Your goal.
When a line of the entries contains the word "hours", report that line.

--- START ---

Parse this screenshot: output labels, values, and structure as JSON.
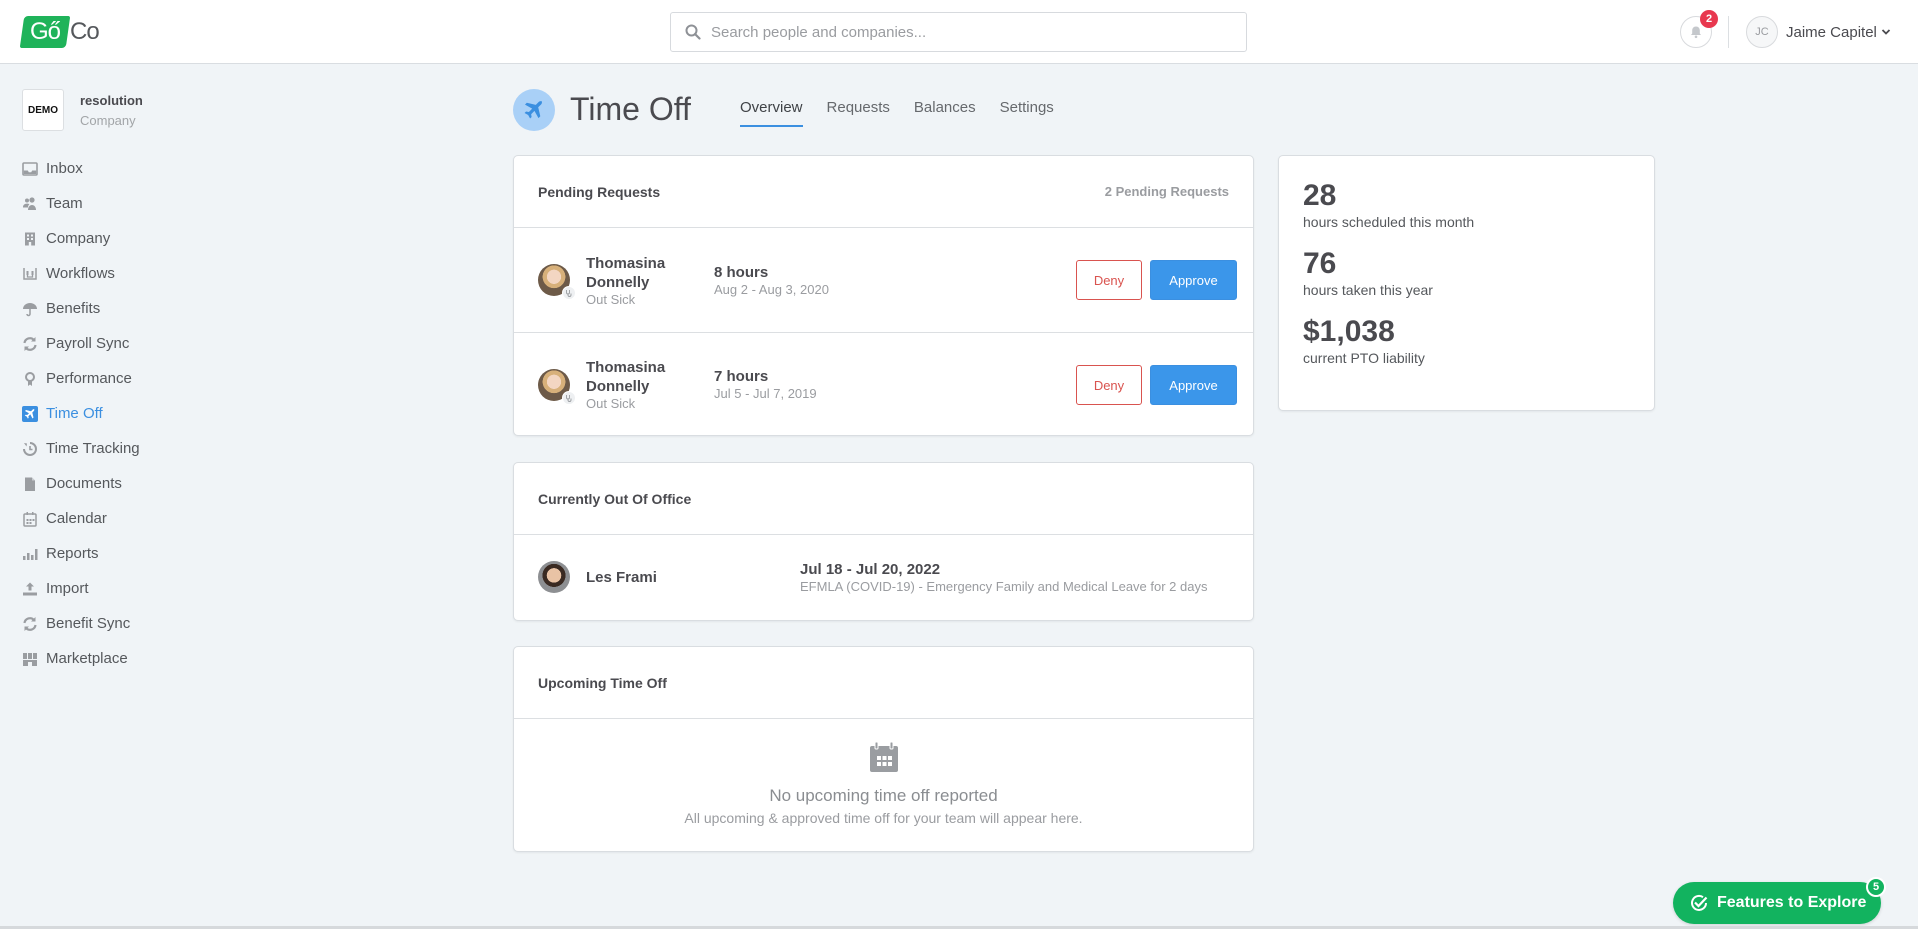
{
  "app": {
    "logo_left": "Gő",
    "logo_right": "Co",
    "brand_color": "#1fb35a",
    "accent_color": "#3b8fe0"
  },
  "header": {
    "search_placeholder": "Search people and companies...",
    "notification_count": "2",
    "user_initials": "JC",
    "user_name": "Jaime Capitel"
  },
  "company": {
    "logo_text": "DEMO",
    "name": "resolution",
    "type": "Company"
  },
  "sidebar": {
    "items": [
      {
        "label": "Inbox",
        "icon": "inbox-icon"
      },
      {
        "label": "Team",
        "icon": "team-icon"
      },
      {
        "label": "Company",
        "icon": "building-icon"
      },
      {
        "label": "Workflows",
        "icon": "workflow-icon"
      },
      {
        "label": "Benefits",
        "icon": "umbrella-icon"
      },
      {
        "label": "Payroll Sync",
        "icon": "sync-icon"
      },
      {
        "label": "Performance",
        "icon": "award-icon"
      },
      {
        "label": "Time Off",
        "icon": "airplane-icon",
        "active": true
      },
      {
        "label": "Time Tracking",
        "icon": "clock-icon"
      },
      {
        "label": "Documents",
        "icon": "document-icon"
      },
      {
        "label": "Calendar",
        "icon": "calendar-icon"
      },
      {
        "label": "Reports",
        "icon": "bar-chart-icon"
      },
      {
        "label": "Import",
        "icon": "upload-icon"
      },
      {
        "label": "Benefit Sync",
        "icon": "sync-icon"
      },
      {
        "label": "Marketplace",
        "icon": "marketplace-icon"
      }
    ]
  },
  "page": {
    "title": "Time Off",
    "tabs": [
      {
        "label": "Overview",
        "active": true
      },
      {
        "label": "Requests"
      },
      {
        "label": "Balances"
      },
      {
        "label": "Settings"
      }
    ]
  },
  "pending": {
    "title": "Pending Requests",
    "count_label": "2 Pending Requests",
    "deny_label": "Deny",
    "approve_label": "Approve",
    "requests": [
      {
        "name": "Thomasina Donnelly",
        "type": "Out Sick",
        "hours": "8 hours",
        "dates": "Aug 2 - Aug 3, 2020"
      },
      {
        "name": "Thomasina Donnelly",
        "type": "Out Sick",
        "hours": "7 hours",
        "dates": "Jul 5 - Jul 7, 2019"
      }
    ]
  },
  "out_of_office": {
    "title": "Currently Out Of Office",
    "people": [
      {
        "name": "Les Frami",
        "dates": "Jul 18 - Jul 20, 2022",
        "description": "EFMLA (COVID-19) - Emergency Family and Medical Leave for 2 days"
      }
    ]
  },
  "upcoming": {
    "title": "Upcoming Time Off",
    "empty_title": "No upcoming time off reported",
    "empty_subtitle": "All upcoming & approved time off for your team will appear here."
  },
  "stats": [
    {
      "value": "28",
      "label": "hours scheduled this month"
    },
    {
      "value": "76",
      "label": "hours taken this year"
    },
    {
      "value": "$1,038",
      "label": "current PTO liability"
    }
  ],
  "features": {
    "label": "Features to Explore",
    "count": "5"
  }
}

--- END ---

Your solution.
        "hours": "8 hours",
        "hours": "7 hours",
      "label": "hours scheduled this month"
      "label": "hours taken this year"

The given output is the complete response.